DIRECTIONS FOR THIS TASK: Report each line of the entries that contains the word "kalian", copied in full.
======
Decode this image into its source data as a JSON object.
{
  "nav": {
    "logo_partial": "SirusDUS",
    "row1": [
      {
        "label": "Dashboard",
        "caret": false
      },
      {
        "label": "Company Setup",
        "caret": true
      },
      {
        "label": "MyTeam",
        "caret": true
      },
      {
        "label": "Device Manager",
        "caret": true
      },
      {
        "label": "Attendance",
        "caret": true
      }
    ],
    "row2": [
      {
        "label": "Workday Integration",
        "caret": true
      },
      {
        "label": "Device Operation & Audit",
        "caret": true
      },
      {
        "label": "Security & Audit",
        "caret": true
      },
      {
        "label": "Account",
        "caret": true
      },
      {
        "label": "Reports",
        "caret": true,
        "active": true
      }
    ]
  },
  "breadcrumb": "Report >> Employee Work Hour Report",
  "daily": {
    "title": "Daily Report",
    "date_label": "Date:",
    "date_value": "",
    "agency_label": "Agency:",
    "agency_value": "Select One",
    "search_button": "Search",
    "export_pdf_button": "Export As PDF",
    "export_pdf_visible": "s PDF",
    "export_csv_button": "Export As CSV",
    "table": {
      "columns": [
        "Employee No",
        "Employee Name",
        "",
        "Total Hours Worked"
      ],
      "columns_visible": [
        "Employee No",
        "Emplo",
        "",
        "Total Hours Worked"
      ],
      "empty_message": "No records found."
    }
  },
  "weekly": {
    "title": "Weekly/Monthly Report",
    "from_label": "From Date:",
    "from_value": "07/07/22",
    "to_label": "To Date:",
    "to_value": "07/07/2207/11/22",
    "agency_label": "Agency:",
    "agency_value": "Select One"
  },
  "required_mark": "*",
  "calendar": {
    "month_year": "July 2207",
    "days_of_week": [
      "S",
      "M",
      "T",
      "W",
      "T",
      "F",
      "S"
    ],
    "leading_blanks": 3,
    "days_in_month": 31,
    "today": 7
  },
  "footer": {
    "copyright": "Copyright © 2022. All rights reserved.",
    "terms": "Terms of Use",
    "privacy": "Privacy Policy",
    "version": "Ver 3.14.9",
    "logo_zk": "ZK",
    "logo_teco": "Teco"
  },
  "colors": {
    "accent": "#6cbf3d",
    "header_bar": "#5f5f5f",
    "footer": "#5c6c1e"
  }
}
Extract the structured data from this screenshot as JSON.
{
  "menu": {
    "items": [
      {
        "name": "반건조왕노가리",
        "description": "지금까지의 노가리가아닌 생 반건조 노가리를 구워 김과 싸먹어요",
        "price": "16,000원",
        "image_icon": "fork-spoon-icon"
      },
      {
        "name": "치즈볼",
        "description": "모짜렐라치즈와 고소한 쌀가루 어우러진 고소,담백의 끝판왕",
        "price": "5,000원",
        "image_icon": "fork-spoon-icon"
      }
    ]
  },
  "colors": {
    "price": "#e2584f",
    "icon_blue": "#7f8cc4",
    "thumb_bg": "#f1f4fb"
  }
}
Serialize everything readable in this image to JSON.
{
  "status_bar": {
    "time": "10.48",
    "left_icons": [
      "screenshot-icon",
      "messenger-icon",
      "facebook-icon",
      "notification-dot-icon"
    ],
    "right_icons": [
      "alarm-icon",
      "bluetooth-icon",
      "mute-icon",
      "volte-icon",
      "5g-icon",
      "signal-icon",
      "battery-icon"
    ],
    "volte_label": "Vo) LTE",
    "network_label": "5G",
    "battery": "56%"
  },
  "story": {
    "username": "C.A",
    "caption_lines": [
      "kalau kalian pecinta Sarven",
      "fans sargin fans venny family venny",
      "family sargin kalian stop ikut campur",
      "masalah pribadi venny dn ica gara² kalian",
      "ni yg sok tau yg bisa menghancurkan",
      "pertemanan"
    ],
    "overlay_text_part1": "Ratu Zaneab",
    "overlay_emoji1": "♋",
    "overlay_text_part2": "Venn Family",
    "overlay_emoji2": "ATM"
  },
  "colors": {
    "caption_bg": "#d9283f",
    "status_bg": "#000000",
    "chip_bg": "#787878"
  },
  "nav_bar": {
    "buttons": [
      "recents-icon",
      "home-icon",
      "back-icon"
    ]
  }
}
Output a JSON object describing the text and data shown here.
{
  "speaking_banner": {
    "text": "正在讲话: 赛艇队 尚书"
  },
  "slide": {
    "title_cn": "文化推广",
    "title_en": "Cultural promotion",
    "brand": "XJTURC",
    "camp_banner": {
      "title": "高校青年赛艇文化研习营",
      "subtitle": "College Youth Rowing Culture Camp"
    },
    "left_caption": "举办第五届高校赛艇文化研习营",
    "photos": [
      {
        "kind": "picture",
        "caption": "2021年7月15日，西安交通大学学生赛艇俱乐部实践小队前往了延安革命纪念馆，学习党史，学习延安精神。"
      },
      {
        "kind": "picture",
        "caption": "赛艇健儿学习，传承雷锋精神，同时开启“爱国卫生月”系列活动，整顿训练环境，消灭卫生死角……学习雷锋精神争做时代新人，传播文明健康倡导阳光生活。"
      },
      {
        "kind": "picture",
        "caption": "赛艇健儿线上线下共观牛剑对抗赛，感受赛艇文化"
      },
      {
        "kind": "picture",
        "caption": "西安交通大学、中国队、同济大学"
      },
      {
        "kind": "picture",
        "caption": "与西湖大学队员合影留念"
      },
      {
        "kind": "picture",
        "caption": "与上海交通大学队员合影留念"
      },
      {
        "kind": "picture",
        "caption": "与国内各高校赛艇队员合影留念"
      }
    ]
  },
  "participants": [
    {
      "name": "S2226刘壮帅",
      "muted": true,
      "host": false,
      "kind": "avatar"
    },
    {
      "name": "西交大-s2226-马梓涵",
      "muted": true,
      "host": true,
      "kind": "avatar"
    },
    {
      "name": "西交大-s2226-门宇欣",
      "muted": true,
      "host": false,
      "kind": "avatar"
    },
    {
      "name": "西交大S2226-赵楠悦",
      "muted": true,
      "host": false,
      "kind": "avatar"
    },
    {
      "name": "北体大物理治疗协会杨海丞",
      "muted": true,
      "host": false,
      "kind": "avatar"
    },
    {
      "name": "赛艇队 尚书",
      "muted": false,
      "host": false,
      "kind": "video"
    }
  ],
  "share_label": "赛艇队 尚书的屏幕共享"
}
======
RESULT:
      "kalau kalian pecinta Sarven",
      "family sargin kalian stop ikut campur",
      "masalah pribadi venny dn ica gara² kalian",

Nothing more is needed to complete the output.